Giant African snails, scientifically known as Achatina fulica, are large land mollusks that originate from East Africa. These snails are unique creatures with a remarkable appearance and interesting behaviors. However, before considering getting one as a pet or for any other reason, it is essential to understand the legalities surrounding their ownership within your state.
Giant African snails have become popular in the exotic pet trade due to their size and striking appearance. They can grow up to eight inches long and may live for several years if given proper care. Their shells exhibit beautiful patterns, ranging from stripes to spots, adding to their aesthetic appeal.
These snails are herbivores and consume various plant matter such as fruits, vegetables, leaves, and even bark. While they require specific environmental conditions to thrive—such as humidity levels above 70%—they can be fascinating pets when provided with suitable habitats.
In regards to Minnesota’s regulations concerning exotic pets like giant African snails, it is important to note that these particular species are classified as invasive pests by both federal law (Lacey Act) and state laws under the Department of Agriculture.

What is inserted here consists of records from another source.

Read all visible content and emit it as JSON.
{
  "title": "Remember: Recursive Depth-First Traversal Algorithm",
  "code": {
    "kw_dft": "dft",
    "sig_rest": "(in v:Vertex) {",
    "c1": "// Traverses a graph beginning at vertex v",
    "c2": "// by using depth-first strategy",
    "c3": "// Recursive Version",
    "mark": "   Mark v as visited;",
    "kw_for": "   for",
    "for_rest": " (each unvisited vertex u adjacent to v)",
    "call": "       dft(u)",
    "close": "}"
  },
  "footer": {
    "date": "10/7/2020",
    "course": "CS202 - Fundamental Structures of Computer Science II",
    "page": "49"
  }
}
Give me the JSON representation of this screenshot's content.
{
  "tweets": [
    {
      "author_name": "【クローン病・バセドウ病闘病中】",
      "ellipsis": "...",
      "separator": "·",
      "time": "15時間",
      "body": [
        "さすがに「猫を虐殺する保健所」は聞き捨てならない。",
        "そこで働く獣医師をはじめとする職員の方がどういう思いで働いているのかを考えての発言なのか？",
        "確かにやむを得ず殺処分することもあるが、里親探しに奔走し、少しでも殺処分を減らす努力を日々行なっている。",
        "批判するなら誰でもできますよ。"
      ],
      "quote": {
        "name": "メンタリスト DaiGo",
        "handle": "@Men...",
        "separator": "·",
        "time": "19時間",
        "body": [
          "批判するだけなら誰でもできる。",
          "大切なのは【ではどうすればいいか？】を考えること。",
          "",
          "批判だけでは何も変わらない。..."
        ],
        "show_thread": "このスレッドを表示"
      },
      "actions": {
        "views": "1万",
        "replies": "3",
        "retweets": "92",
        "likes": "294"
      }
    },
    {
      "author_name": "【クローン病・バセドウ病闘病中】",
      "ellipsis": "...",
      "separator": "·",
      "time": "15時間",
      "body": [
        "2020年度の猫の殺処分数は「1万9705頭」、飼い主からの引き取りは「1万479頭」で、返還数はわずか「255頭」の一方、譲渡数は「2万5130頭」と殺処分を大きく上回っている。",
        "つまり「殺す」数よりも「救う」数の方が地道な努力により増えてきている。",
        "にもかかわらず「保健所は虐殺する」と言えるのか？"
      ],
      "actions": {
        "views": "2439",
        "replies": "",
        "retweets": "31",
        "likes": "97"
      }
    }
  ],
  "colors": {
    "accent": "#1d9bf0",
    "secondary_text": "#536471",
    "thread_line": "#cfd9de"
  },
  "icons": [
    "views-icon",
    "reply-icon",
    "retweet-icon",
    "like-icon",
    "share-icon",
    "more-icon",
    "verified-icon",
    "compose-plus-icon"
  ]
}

Since giant African snails pose significant risks for local ecosystems if released into the wild or accidentally escape captivity due to their ability to reproduce at an alarming rate—upwards of 1,000 eggs per year—it is illegal in Minnesota (and many other states) without special permits or licenses issued by appropriate authorities such as the USDA Animal Plant Health Inspection Service (APHIS).
While it may be tempting to acquire a giant African snail as a pet due to their unique features, it is crucial to recognize the potential risks involved. These snails have no natural predators in non-native habitats and can outcompete local species for resources. If they manage to establish themselves outside of captivity, they can cause significant damage.
Giant African snails are known carriers of parasites that could potentially infect humans and other animals. The risk increases if proper hygiene practices are not followed when handling them or maintaining their enclosures.
If you reside in Minnesota or any state where giant African snails are considered invasive pests, it is important to consider alternative pets that pose no threat to native ecosystems. There is a wide range of fascinating arthropods, reptiles, amphibians, or even tropical fish that make excellent exotic pets without endangering local flora and fauna.
As responsible pet owners and enthusiasts interested in protecting biodiversity, we must prioritize the well-being of our native environments rather than satisfying our desire for unique or unusual creatures as pets.
Giant African snails may be intriguing creatures with captivating appearances; however, owning them within states such as Minnesota comes with legal ramifications due to their classification as invasive pests. Understanding these regulations helps us make informed decisions about suitable pets while preserving our ecosystems’ integrity.
Let’s appreciate the beauty of giant African snails from afar while being mindful of our responsibility towards environmental conservation!